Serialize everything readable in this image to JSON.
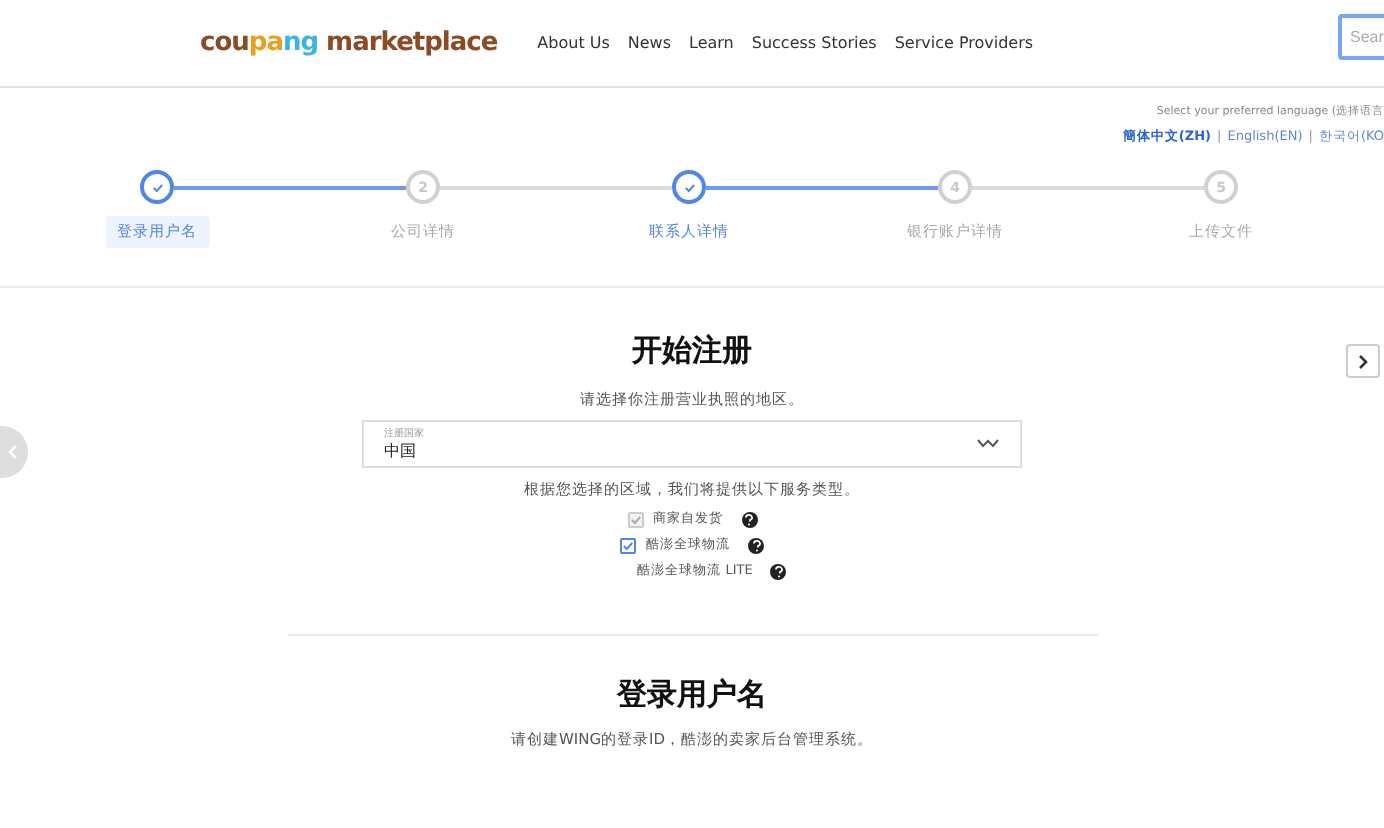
{
  "header": {
    "logo": {
      "part1": "coupang",
      "part2": "marketplace"
    },
    "nav": [
      "About Us",
      "News",
      "Learn",
      "Success Stories",
      "Service Providers"
    ],
    "search": {
      "placeholder": "Sear"
    }
  },
  "language": {
    "prompt": "Select your preferred language (选择语言",
    "separator": "|",
    "options": [
      {
        "label": "簡体中文(ZH)",
        "selected": true
      },
      {
        "label": "English(EN)",
        "selected": false
      },
      {
        "label": "한국어(KO",
        "selected": false
      }
    ]
  },
  "steps": [
    {
      "label": "登录用户名",
      "done": true,
      "current": true
    },
    {
      "label": "公司详情",
      "number": "2",
      "done": false,
      "current": false
    },
    {
      "label": "联系人详情",
      "done": true,
      "current": false
    },
    {
      "label": "银行账户详情",
      "number": "4",
      "done": false,
      "current": false
    },
    {
      "label": "上传文件",
      "number": "5",
      "done": false,
      "current": false
    }
  ],
  "registration": {
    "title": "开始注册",
    "subtitle": "请选择你注册营业执照的地区。",
    "country_select": {
      "label": "注册国家",
      "value": "中国"
    },
    "service_note": "根据您选择的区域，我们将提供以下服务类型。",
    "services": [
      {
        "kind": "checkbox",
        "label": "商家自发货",
        "checked": true,
        "disabled": true
      },
      {
        "kind": "checkbox",
        "label": "酷澎全球物流",
        "checked": true,
        "disabled": false
      },
      {
        "kind": "plain",
        "label": "酷澎全球物流 LITE"
      }
    ]
  },
  "login_section": {
    "title": "登录用户名",
    "description": "请创建WING的登录ID，酷澎的卖家后台管理系统。"
  }
}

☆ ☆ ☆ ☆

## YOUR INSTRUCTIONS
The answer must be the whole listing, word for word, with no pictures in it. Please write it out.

## TASK RESULT
Serialize everything readable in this image to JSON.
{
  "header": {
    "logo": {
      "part1": "coupang",
      "part2": "marketplace"
    },
    "nav": [
      "About Us",
      "News",
      "Learn",
      "Success Stories",
      "Service Providers"
    ],
    "search": {
      "placeholder": "Sear"
    }
  },
  "language": {
    "prompt": "Select your preferred language (选择语言",
    "separator": "|",
    "options": [
      {
        "label": "簡体中文(ZH)",
        "selected": true
      },
      {
        "label": "English(EN)",
        "selected": false
      },
      {
        "label": "한국어(KO",
        "selected": false
      }
    ]
  },
  "steps": [
    {
      "label": "登录用户名",
      "done": true,
      "current": true
    },
    {
      "label": "公司详情",
      "number": "2",
      "done": false,
      "current": false
    },
    {
      "label": "联系人详情",
      "done": true,
      "current": false
    },
    {
      "label": "银行账户详情",
      "number": "4",
      "done": false,
      "current": false
    },
    {
      "label": "上传文件",
      "number": "5",
      "done": false,
      "current": false
    }
  ],
  "registration": {
    "title": "开始注册",
    "subtitle": "请选择你注册营业执照的地区。",
    "country_select": {
      "label": "注册国家",
      "value": "中国"
    },
    "service_note": "根据您选择的区域，我们将提供以下服务类型。",
    "services": [
      {
        "kind": "checkbox",
        "label": "商家自发货",
        "checked": true,
        "disabled": true
      },
      {
        "kind": "checkbox",
        "label": "酷澎全球物流",
        "checked": true,
        "disabled": false
      },
      {
        "kind": "plain",
        "label": "酷澎全球物流 LITE"
      }
    ]
  },
  "login_section": {
    "title": "登录用户名",
    "description": "请创建WING的登录ID，酷澎的卖家后台管理系统。"
  }
}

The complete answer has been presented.